» **Dataset records**:

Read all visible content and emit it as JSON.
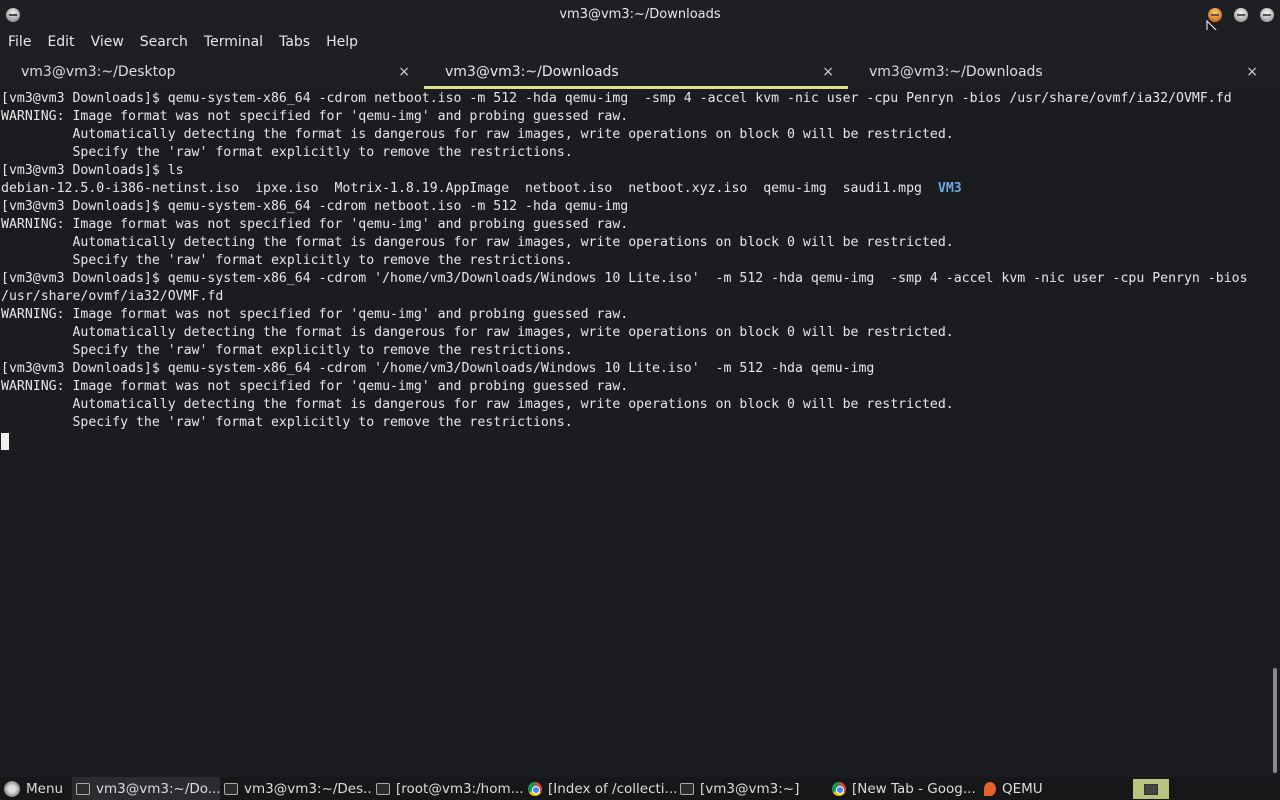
{
  "window": {
    "title": "vm3@vm3:~/Downloads"
  },
  "menubar": {
    "items": [
      "File",
      "Edit",
      "View",
      "Search",
      "Terminal",
      "Tabs",
      "Help"
    ]
  },
  "tabs": [
    {
      "label": "vm3@vm3:~/Desktop",
      "close": "×"
    },
    {
      "label": "vm3@vm3:~/Downloads",
      "close": "×"
    },
    {
      "label": "vm3@vm3:~/Downloads",
      "close": "×"
    }
  ],
  "terminal": {
    "lines": [
      "[vm3@vm3 Downloads]$ qemu-system-x86_64 -cdrom netboot.iso -m 512 -hda qemu-img  -smp 4 -accel kvm -nic user -cpu Penryn -bios /usr/share/ovmf/ia32/OVMF.fd",
      "WARNING: Image format was not specified for 'qemu-img' and probing guessed raw.",
      "         Automatically detecting the format is dangerous for raw images, write operations on block 0 will be restricted.",
      "         Specify the 'raw' format explicitly to remove the restrictions.",
      "[vm3@vm3 Downloads]$ ls",
      "debian-12.5.0-i386-netinst.iso  ipxe.iso  Motrix-1.8.19.AppImage  netboot.iso  netboot.xyz.iso  qemu-img  saudi1.mpg  ",
      "[vm3@vm3 Downloads]$ qemu-system-x86_64 -cdrom netboot.iso -m 512 -hda qemu-img",
      "WARNING: Image format was not specified for 'qemu-img' and probing guessed raw.",
      "         Automatically detecting the format is dangerous for raw images, write operations on block 0 will be restricted.",
      "         Specify the 'raw' format explicitly to remove the restrictions.",
      "[vm3@vm3 Downloads]$ qemu-system-x86_64 -cdrom '/home/vm3/Downloads/Windows 10 Lite.iso'  -m 512 -hda qemu-img  -smp 4 -accel kvm -nic user -cpu Penryn -bios",
      "/usr/share/ovmf/ia32/OVMF.fd",
      "WARNING: Image format was not specified for 'qemu-img' and probing guessed raw.",
      "         Automatically detecting the format is dangerous for raw images, write operations on block 0 will be restricted.",
      "         Specify the 'raw' format explicitly to remove the restrictions.",
      "[vm3@vm3 Downloads]$ qemu-system-x86_64 -cdrom '/home/vm3/Downloads/Windows 10 Lite.iso'  -m 512 -hda qemu-img",
      "WARNING: Image format was not specified for 'qemu-img' and probing guessed raw.",
      "         Automatically detecting the format is dangerous for raw images, write operations on block 0 will be restricted.",
      "         Specify the 'raw' format explicitly to remove the restrictions."
    ],
    "ls_dir_entry": "VM3",
    "dir_color": "#6ea6e6"
  },
  "taskbar": {
    "menu_label": "Menu",
    "tasks": [
      {
        "label": "vm3@vm3:~/Do...",
        "icon": "terminal-icon"
      },
      {
        "label": "vm3@vm3:~/Des...",
        "icon": "terminal-icon"
      },
      {
        "label": "[root@vm3:/hom...",
        "icon": "terminal-icon"
      },
      {
        "label": "[Index of /collecti...",
        "icon": "chrome-icon"
      },
      {
        "label": "[vm3@vm3:~]",
        "icon": "window-icon"
      },
      {
        "label": "[New Tab - Goog...",
        "icon": "chrome-icon"
      },
      {
        "label": "QEMU",
        "icon": "qemu-icon"
      }
    ]
  },
  "colors": {
    "accent_tab_underline": "#d8e08a",
    "tray_highlight": "#b9c37d"
  }
}
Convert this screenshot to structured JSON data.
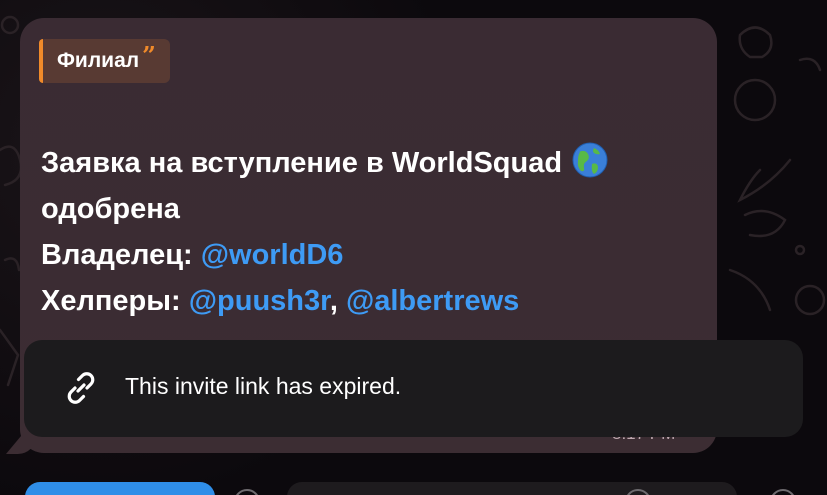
{
  "message": {
    "reply_quote": "Филиал",
    "lines": {
      "line1": "Заявка на вступление в WorldSquad",
      "line2": "одобрена",
      "owner_label": "Владелец:",
      "owner_handle": "@worldD6",
      "helpers_label": "Хелперы:",
      "helper1": "@puush3r",
      "separator": ",",
      "helper2": "@albertrews"
    },
    "globe_icon": "globe-americas-emoji",
    "timestamp": "8:17 PM"
  },
  "toast": {
    "icon": "link-icon",
    "text": "This invite link has expired."
  },
  "colors": {
    "bubble": "#3b2c33",
    "quote_accent": "#f08a2a",
    "mention": "#3e9bf5",
    "toast_bg": "#1c1b1d",
    "primary_button": "#2f8ee8"
  }
}
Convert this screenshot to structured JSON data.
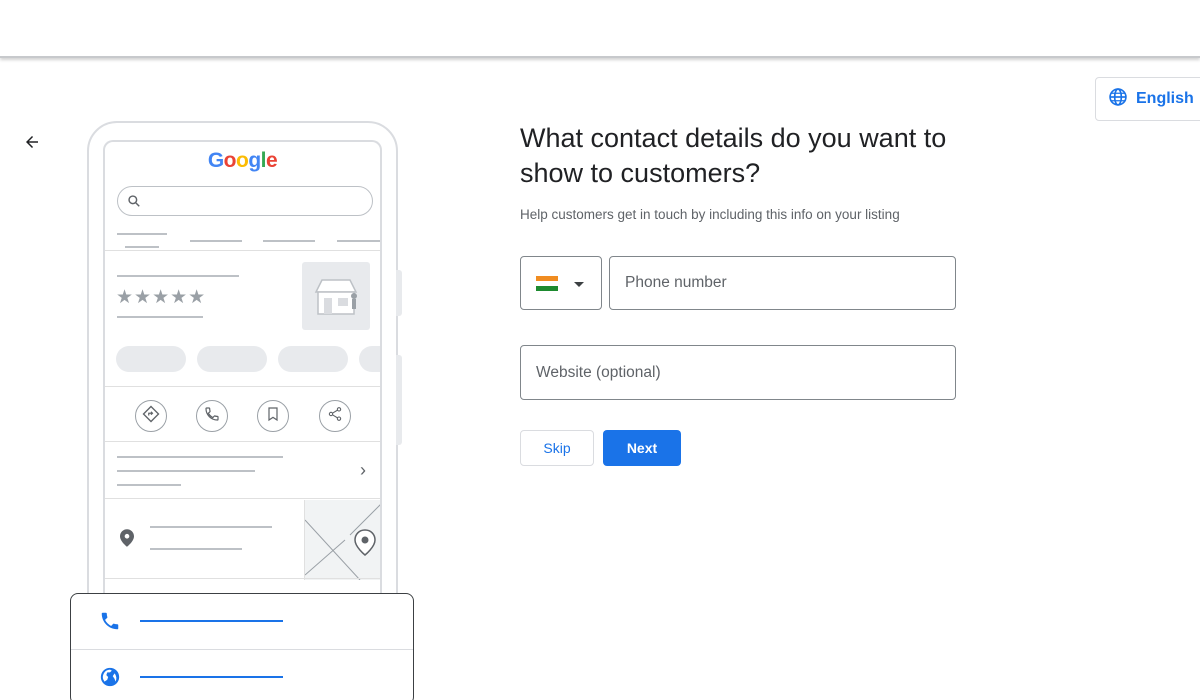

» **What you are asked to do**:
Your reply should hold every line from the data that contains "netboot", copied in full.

» **Task result**:
      "[vm3@vm3 Downloads]$ qemu-system-x86_64 -cdrom netboot.iso -m 512 -hda qemu-img  -smp 4 -accel kvm -nic user -cpu Penryn -bios /usr/share/ovmf/ia32/OVMF.fd",
      "debian-12.5.0-i386-netinst.iso  ipxe.iso  Motrix-1.8.19.AppImage  netboot.iso  netboot.xyz.iso  qemu-img  saudi1.mpg  ",
      "[vm3@vm3 Downloads]$ qemu-system-x86_64 -cdrom netboot.iso -m 512 -hda qemu-img",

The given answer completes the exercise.